• [Brief]
Counting only lines that contain "video", how many are there in the records below? Give the figure alone.

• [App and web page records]
- - - -

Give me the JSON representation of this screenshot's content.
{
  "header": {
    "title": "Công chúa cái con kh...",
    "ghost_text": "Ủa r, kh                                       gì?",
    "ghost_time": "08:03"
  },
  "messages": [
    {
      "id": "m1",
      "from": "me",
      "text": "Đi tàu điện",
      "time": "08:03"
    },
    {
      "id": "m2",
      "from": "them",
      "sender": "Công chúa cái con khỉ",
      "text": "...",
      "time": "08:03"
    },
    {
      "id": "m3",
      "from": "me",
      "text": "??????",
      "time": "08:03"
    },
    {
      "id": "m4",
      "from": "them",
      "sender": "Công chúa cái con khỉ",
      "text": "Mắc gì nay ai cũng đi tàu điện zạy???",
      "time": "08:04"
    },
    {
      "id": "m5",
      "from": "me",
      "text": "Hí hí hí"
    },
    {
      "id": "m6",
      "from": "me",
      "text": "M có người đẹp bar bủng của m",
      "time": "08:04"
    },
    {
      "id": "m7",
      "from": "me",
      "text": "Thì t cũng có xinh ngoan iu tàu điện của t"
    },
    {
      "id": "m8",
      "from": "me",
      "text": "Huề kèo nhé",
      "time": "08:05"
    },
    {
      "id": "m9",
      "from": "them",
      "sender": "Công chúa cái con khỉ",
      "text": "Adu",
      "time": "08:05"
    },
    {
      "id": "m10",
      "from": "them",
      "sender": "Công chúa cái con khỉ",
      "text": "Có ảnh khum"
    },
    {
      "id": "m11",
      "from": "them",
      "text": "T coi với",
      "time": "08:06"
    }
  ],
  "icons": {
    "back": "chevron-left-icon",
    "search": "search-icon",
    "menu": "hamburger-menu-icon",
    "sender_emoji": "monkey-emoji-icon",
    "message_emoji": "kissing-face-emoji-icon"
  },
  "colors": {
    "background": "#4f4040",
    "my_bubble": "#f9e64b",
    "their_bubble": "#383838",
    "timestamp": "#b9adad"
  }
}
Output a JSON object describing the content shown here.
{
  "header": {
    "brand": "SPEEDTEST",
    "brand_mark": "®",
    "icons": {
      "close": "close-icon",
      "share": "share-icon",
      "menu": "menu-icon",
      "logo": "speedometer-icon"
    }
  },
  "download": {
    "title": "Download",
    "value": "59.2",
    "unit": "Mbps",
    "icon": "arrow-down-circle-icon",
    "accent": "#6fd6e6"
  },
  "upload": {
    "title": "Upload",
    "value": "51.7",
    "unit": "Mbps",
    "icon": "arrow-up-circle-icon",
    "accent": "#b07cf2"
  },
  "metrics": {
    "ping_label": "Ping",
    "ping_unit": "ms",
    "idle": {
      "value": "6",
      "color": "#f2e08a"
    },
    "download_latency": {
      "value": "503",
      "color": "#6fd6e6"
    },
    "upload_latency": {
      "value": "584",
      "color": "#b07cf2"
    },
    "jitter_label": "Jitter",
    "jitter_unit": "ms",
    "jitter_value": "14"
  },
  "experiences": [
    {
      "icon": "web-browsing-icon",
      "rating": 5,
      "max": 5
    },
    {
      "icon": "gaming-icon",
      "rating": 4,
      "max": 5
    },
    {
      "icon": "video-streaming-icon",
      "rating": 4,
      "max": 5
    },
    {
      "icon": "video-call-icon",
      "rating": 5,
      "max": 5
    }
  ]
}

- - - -

• [Worked solution]
2